(Data extracted from a collection)

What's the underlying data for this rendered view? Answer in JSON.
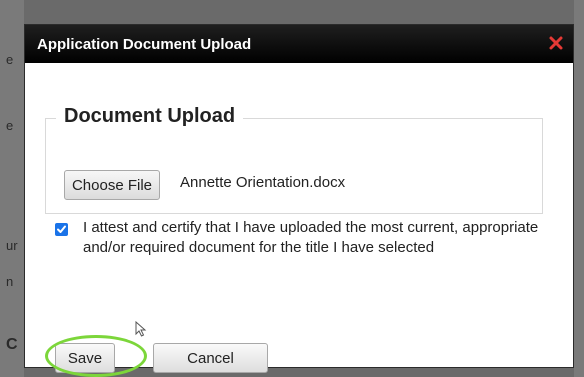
{
  "dialog": {
    "title": "Application Document Upload",
    "close_icon": "close-icon",
    "accent_color": "#e53935"
  },
  "upload": {
    "legend": "Document Upload",
    "choose_file_label": "Choose File",
    "file_name": "Annette Orientation.docx"
  },
  "attestation": {
    "checked": true,
    "text": "I attest and certify that I have uploaded the most current, appropriate and/or required document for the title I have selected"
  },
  "actions": {
    "save_label": "Save",
    "cancel_label": "Cancel",
    "highlight_color": "#7cd63a"
  },
  "background": {
    "fragments": [
      "e",
      "e",
      "ur",
      "n",
      "C"
    ]
  }
}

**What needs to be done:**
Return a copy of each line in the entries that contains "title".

**Response box:**
    "title": "Application Document Upload",
    "text": "I attest and certify that I have uploaded the most current, appropriate and/or required document for the title I have selected"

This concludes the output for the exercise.